WHAT YOU NEED TO DO:
In the material below, find all lines with the string "Slide" and copy them.

RECORDS:
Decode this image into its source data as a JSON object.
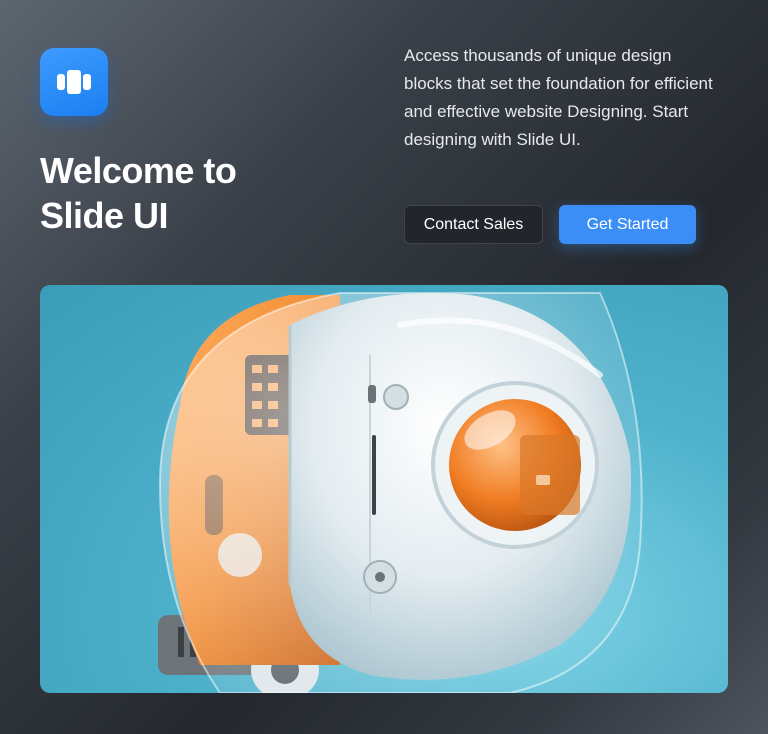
{
  "headline": {
    "line1": "Welcome to",
    "line2": "Slide UI"
  },
  "description": "Access thousands of unique design blocks that set the foundation for efficient and effective website Designing. Start designing with Slide UI.",
  "buttons": {
    "secondary": "Contact Sales",
    "primary": "Get Started"
  },
  "hero_image": {
    "alt": "3D rendered white and orange robotic helmet on a teal background"
  },
  "colors": {
    "accent": "#3b8ef5",
    "logo": "#1a7ff0",
    "background_dark": "#24282e",
    "hero_background": "#4fb2cc",
    "robot_orange": "#f28a2e"
  },
  "icons": {
    "logo": "panels-logo-icon"
  }
}
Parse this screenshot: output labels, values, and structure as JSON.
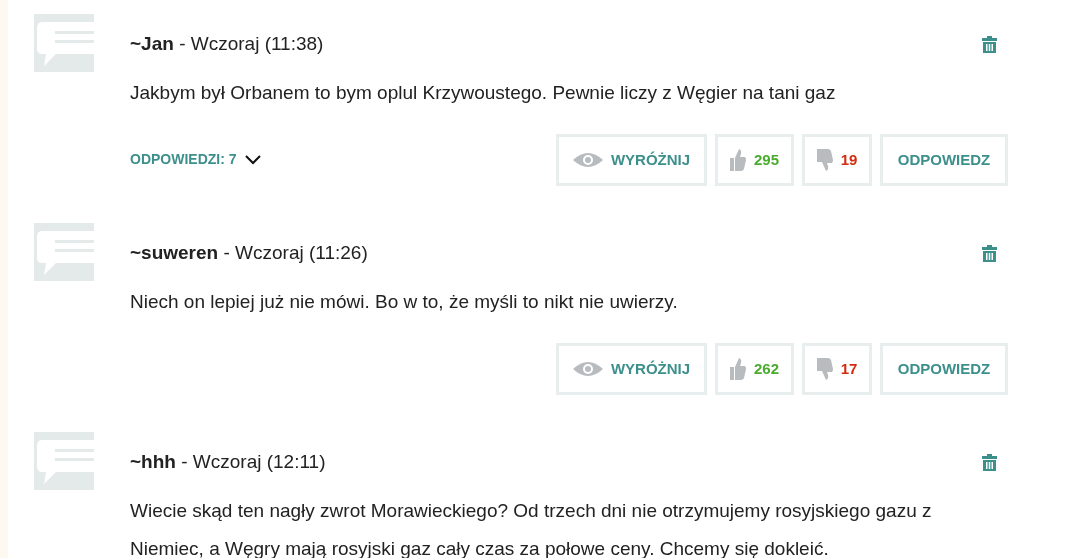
{
  "comments": [
    {
      "author": "~Jan",
      "date": "- Wczoraj (11:38)",
      "text": "Jakbym był Orbanem to bym oplul Krzywoustego. Pewnie liczy z Węgier na tani gaz",
      "replies": "ODPOWIEDZI: 7",
      "actions": {
        "highlight": "WYRÓŻNIJ",
        "likes": "295",
        "dislikes": "19",
        "reply": "ODPOWIEDZ"
      }
    },
    {
      "author": "~suweren",
      "date": "- Wczoraj (11:26)",
      "text": "Niech on lepiej już nie mówi. Bo w to, że myśli to nikt nie uwierzy.",
      "actions": {
        "highlight": "WYRÓŻNIJ",
        "likes": "262",
        "dislikes": "17",
        "reply": "ODPOWIEDZ"
      }
    },
    {
      "author": "~hhh",
      "date": "- Wczoraj (12:11)",
      "text": "Wiecie skąd ten nagły zwrot Morawieckiego? Od trzech dni nie otrzymujemy rosyjskiego gazu z Niemiec, a Węgry mają rosyjski gaz cały czas za połowe ceny. Chcemy się dokleić."
    }
  ]
}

RESULT FOR THIS EXERCISE:
    "line2": "Slide UI"
  "description": "Access thousands of unique design blocks that set the foundation for efficient and effective website Designing. Start designing with Slide UI.",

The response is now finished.